Over the summer I had the opportunity to attend a Pineau des Charentes tasting at Lucques in Los Angeles. And I can confirm that I had no idea what Pineau des Charentes was before this MasterClass! But, I am VERY glad I went as I am now looking to integrate Pineau in my cocktailing wheelhouse...and I think you should too! It is an easy, and not to expensive way to “Up Your Cocktail Game”.
Where is AOC Pineau Des Charentes?
It is in the same region as Cognac, on the western coast of France. Pineau des Charentes gained AOC status in 1945, though it has been made there for 400+ years. The AOC gives a strict set of rules including: area of production, varieties to use, vine trimming, yields, and production methods. Also, no additives, sugar, coloring, or caramel are allowed. The climate is maritime (warm summers, cool winters, and close proximity to a large body of water).
What is Pineau des Charentes?
Pineau des Charentes is a French fortified wine with only two ingredients: pressed grape must and cognac eau de vie (3:1 ratio). The grapes from both the must and the eau de vie have to be from the same vineyard and made by the same people in order to express the terroir. The unfermented grape must is prevented from fermenting by shocking it with the eau de vie. Pineau has a low ABV (averaging 17%), much lower than spirits which usually hover around 40%. Therefore it is a great lower alcohol alternative to spirits. All Pineau must have a minimum 12 months oak aging, according to AOC rules.
The Pineau Story
The first Pineau was an accident, as many great stories start! A Cognac producer had some unfermented grape must that needed to be stored. It was put in a barrel thought to be empty, but there was some Cognac in it…..voila! Over time the liquid turned into what we now know as Pineau! There are many types of Pineau. The Blanc style is usually made with Sauvignon Blanc and Semillon, while the Red is made with Cabernet Sauvignon and Merlot. From there, the wines are classified by age: Young is < 5 years old, Vieux (Old) > 5 years old, and Tres Vieux (Very Old) > 10 years old.

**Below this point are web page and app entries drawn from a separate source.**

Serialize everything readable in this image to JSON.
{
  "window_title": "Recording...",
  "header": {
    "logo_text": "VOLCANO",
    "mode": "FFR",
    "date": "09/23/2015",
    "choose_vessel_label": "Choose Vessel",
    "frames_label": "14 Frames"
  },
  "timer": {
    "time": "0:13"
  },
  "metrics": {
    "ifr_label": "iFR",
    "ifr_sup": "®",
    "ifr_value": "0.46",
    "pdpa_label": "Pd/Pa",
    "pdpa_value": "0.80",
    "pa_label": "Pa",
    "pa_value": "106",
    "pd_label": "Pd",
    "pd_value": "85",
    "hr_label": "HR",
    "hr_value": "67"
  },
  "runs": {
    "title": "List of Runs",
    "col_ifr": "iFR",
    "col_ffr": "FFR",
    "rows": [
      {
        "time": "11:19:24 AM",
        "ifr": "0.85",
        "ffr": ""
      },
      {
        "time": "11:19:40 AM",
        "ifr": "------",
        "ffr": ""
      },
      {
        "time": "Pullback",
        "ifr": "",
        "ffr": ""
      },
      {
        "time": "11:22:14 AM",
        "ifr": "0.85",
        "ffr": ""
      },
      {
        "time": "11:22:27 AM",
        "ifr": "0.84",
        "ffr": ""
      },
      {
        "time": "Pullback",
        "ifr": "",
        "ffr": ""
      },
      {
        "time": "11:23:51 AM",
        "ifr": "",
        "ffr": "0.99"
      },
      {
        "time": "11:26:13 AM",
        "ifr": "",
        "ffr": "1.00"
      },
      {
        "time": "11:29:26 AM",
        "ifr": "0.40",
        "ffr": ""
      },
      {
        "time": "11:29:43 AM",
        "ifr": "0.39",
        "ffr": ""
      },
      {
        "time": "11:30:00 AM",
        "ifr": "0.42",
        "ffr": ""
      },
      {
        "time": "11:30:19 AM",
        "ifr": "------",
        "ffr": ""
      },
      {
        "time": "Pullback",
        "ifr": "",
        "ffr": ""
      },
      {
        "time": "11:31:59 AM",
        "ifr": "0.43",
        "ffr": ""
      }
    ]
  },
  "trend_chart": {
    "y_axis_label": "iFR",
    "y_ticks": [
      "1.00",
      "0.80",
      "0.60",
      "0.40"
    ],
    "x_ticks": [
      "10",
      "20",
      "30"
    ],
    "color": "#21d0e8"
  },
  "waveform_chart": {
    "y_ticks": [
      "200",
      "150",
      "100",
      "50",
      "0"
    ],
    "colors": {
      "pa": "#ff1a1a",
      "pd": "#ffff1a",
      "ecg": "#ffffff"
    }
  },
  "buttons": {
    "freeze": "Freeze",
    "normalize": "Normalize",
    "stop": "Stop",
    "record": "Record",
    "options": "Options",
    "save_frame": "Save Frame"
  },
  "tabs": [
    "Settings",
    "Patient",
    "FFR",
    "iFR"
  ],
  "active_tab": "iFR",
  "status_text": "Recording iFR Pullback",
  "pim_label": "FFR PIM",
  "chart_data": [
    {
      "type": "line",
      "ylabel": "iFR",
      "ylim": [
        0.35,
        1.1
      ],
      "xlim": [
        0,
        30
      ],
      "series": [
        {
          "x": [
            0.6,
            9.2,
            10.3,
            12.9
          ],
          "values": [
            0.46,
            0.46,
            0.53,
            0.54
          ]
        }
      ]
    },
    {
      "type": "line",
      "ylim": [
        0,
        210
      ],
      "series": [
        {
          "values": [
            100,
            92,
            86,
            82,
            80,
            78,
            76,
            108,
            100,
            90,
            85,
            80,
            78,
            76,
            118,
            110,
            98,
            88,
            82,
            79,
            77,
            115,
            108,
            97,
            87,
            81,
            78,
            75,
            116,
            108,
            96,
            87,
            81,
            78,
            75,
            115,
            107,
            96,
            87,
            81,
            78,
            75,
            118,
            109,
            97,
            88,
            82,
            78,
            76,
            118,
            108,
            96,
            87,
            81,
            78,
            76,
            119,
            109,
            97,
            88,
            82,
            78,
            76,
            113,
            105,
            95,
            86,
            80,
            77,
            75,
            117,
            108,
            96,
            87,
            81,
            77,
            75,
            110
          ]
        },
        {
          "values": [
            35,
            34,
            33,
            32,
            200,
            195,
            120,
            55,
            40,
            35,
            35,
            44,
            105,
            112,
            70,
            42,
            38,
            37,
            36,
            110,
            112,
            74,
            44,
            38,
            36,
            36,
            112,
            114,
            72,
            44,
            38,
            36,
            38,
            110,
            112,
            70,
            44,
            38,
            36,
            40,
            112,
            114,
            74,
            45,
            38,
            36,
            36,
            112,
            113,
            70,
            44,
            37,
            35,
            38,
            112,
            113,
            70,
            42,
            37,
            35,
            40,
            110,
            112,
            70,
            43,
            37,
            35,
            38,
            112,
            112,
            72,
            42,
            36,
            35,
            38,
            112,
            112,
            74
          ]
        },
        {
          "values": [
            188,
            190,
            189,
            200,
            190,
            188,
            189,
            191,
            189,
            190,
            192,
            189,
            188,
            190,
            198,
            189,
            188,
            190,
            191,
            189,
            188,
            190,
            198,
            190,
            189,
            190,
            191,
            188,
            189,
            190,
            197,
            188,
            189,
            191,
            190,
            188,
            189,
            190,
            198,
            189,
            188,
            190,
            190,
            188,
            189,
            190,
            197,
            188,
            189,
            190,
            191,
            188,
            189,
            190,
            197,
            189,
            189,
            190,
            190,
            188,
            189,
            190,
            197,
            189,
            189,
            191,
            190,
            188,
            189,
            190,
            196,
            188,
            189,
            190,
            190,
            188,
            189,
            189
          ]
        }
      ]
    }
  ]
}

How to enjoy Pineau des Charentes?
A little over 10,000 bottles were sold worldwide in 2017. It is best enjoyed as an aperitif or in a cocktail and it pairs well with: goat cheese, blue cheese, Roquefort, and any aged cheese. Below are some of the cocktails we enjoyed at the event:
Ingredients: Pineau des Charentes (young blanc) with tonic, and a thyme sprig/grapefruit peel for garnish.
Ingredients: Pineau des Charentes (vieux blanc), Plymouth Gin, Génépy des Alpes (génépy is the primary alpine herb in Chartreuse), a dash of absinthe, and orange bitters.
This is a super complex cocktail with layered bitter flavors. The bitters are cleansing and make your mouth water. I also think they’re good for calibration and a great palate cleanser before wine tasting. This would go great with a funky grilled cheese.
Ingredients: Pineau de Charentes Jeune Rouge, fresh lime juice, toasted orgeat, China China, and 8-year-old dark rum.
We also tasted the following Pineau des Charentes on their own:
Fresh fig, stewed apricot preserves, dried grapes, and walnut. This was a very interesting wine. The sweetness registers first, then subsides, then acid/floral, then heat. It finishes almost dry with a savory note. Brilliant.
Peaches, plums, prunes, and toasted nuts. I can almost smell the sea/brine. A candied, honeyed note with a warm toastiness.
Walnuts, dried raisins, and a faint acid lift. Light rancio on the palate. Savory and sweet, almost medicinal (pine?). So many layered, complex rancio notes: caramelization, toasted nuts, coffee beans, and raisins/prunes.
Château de Beaulon (White Old)
Fresh, fruity with notes of white flower, honey, and vanilla. Flavors of mandarin and dried apricot. More rancio notes.
Fruity notes of black cherry and black currant. Floral notes of red rose.
Aromas of hibiscus, earl grey tea, and dried cherry. Smells like a still red wine though rancio and chocolate notes are not too far behind. Lots of spice (cinnamon).
Flovor of nuts, dried apricots, and well-matured Cognac. Soooo many nuts. Would be good with fresh toasted Marcona almonds.
Thank you to The SOMM Journal for an invite to this lovely event!